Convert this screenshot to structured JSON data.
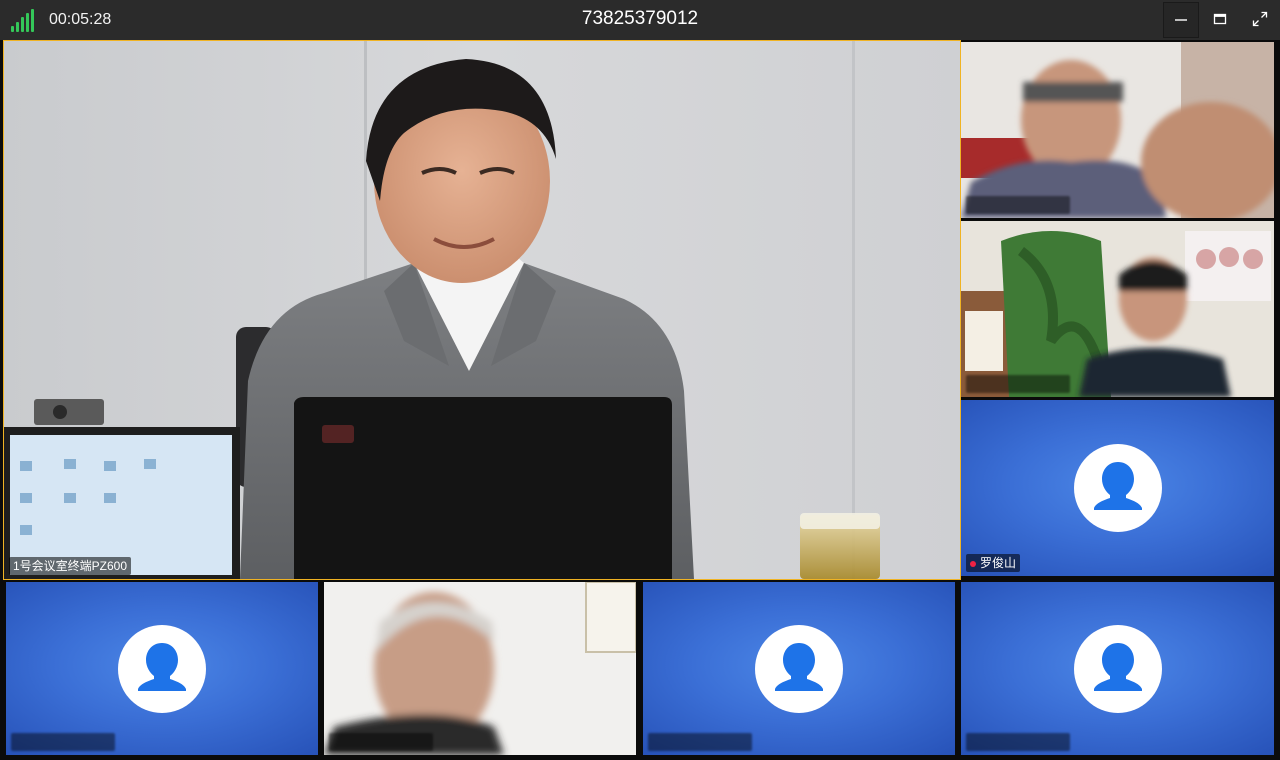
{
  "topbar": {
    "signal_icon": "signal-bars-icon",
    "elapsed": "00:05:28",
    "meeting_id": "73825379012",
    "buttons": {
      "minimize_icon": "minimize-icon",
      "maximize_icon": "maximize-icon",
      "fullscreen_icon": "fullscreen-icon"
    }
  },
  "main_tile": {
    "label": "1号会议室终端PZ600"
  },
  "participants": [
    {
      "kind": "video",
      "label": ""
    },
    {
      "kind": "video",
      "label": ""
    },
    {
      "kind": "avatar",
      "label": "罗俊山"
    },
    {
      "kind": "avatar",
      "label": ""
    },
    {
      "kind": "video",
      "label": ""
    },
    {
      "kind": "avatar",
      "label": ""
    },
    {
      "kind": "avatar",
      "label": ""
    }
  ],
  "colors": {
    "accent": "#f0b323",
    "signal": "#34c759",
    "tile_blue": "#3b6fd6"
  }
}
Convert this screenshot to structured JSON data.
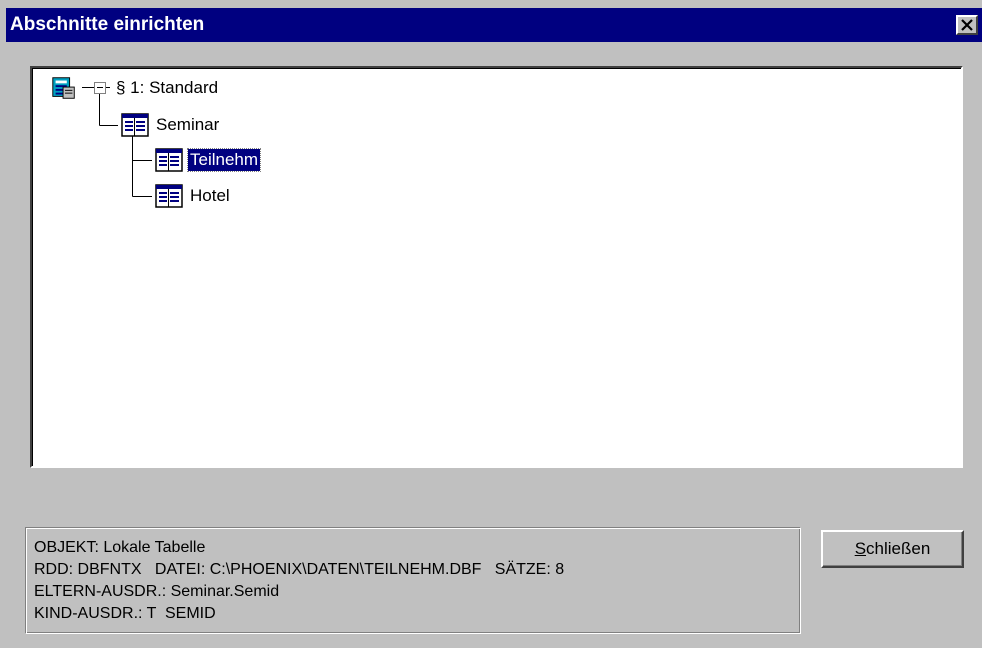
{
  "window": {
    "title": "Abschnitte einrichten",
    "close_icon": "close-icon"
  },
  "tree": {
    "root": {
      "label": "§ 1: Standard",
      "icon": "database-icon",
      "expanded": true
    },
    "children": [
      {
        "label": "Seminar",
        "icon": "table-icon",
        "level": 1
      },
      {
        "label": "Teilnehm",
        "icon": "table-icon",
        "level": 2,
        "selected": true
      },
      {
        "label": "Hotel",
        "icon": "table-icon",
        "level": 2
      }
    ]
  },
  "info": {
    "lines": [
      "OBJEKT: Lokale Tabelle",
      "RDD: DBFNTX   DATEI: C:\\PHOENIX\\DATEN\\TEILNEHM.DBF   SÄTZE: 8",
      "ELTERN-AUSDR.: Seminar.Semid",
      "KIND-AUSDR.: T  SEMID"
    ]
  },
  "buttons": {
    "close_mnemonic": "S",
    "close_rest": "chließen"
  },
  "colors": {
    "titlebar": "#000080",
    "dialog": "#c0c0c0",
    "selection": "#000080"
  }
}
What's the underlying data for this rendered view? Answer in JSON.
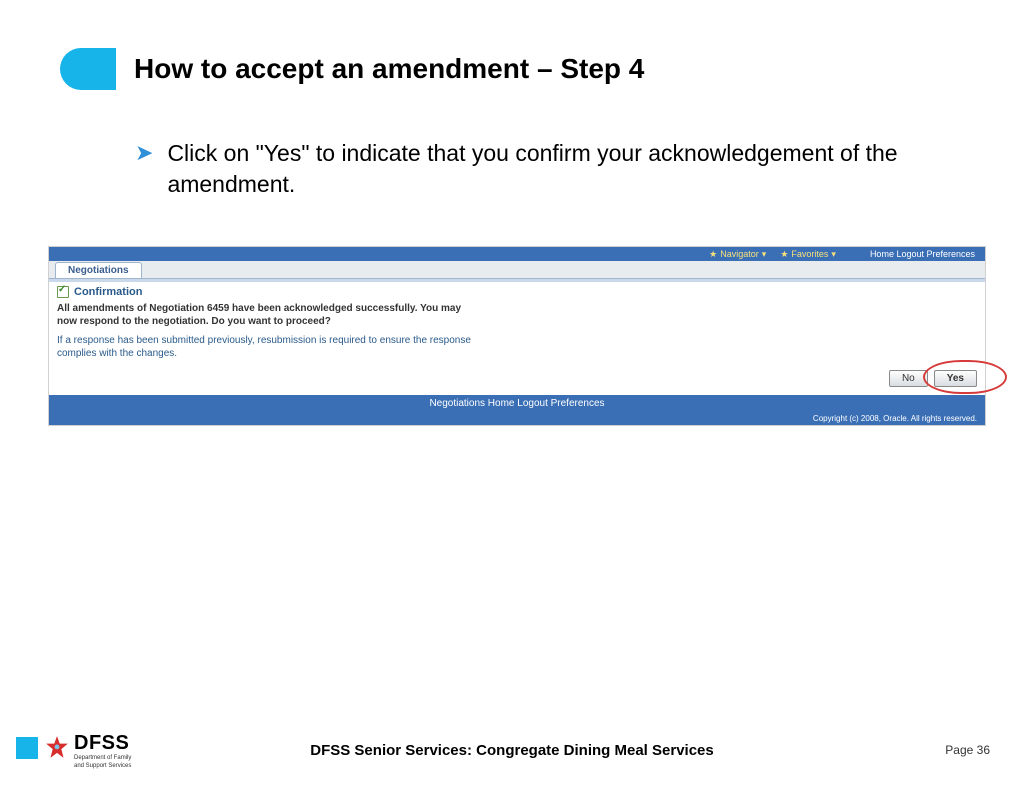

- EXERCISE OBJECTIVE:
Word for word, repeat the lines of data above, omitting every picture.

- WRITTEN RESPONSE:
Convert this screenshot to structured JSON data.
{
  "topbar": {
    "signal_icon": "signal-bars-icon",
    "elapsed": "00:05:28",
    "meeting_id": "73825379012",
    "buttons": {
      "minimize_icon": "minimize-icon",
      "maximize_icon": "maximize-icon",
      "fullscreen_icon": "fullscreen-icon"
    }
  },
  "main_tile": {
    "label": "1号会议室终端PZ600"
  },
  "participants": [
    {
      "kind": "video",
      "label": ""
    },
    {
      "kind": "video",
      "label": ""
    },
    {
      "kind": "avatar",
      "label": "罗俊山"
    },
    {
      "kind": "avatar",
      "label": ""
    },
    {
      "kind": "video",
      "label": ""
    },
    {
      "kind": "avatar",
      "label": ""
    },
    {
      "kind": "avatar",
      "label": ""
    }
  ],
  "colors": {
    "accent": "#f0b323",
    "signal": "#34c759",
    "tile_blue": "#3b6fd6"
  }
}
Convert this screenshot to structured JSON data.
{
  "window": {
    "title": "Abschnitte einrichten",
    "close_icon": "close-icon"
  },
  "tree": {
    "root": {
      "label": "§ 1: Standard",
      "icon": "database-icon",
      "expanded": true
    },
    "children": [
      {
        "label": "Seminar",
        "icon": "table-icon",
        "level": 1
      },
      {
        "label": "Teilnehm",
        "icon": "table-icon",
        "level": 2,
        "selected": true
      },
      {
        "label": "Hotel",
        "icon": "table-icon",
        "level": 2
      }
    ]
  },
  "info": {
    "lines": [
      "OBJEKT: Lokale Tabelle",
      "RDD: DBFNTX   DATEI: C:\\PHOENIX\\DATEN\\TEILNEHM.DBF   SÄTZE: 8",
      "ELTERN-AUSDR.: Seminar.Semid",
      "KIND-AUSDR.: T  SEMID"
    ]
  },
  "buttons": {
    "close_mnemonic": "S",
    "close_rest": "chließen"
  },
  "colors": {
    "titlebar": "#000080",
    "dialog": "#c0c0c0",
    "selection": "#000080"
  }
}
What's the underlying data for this rendered view? Answer in JSON.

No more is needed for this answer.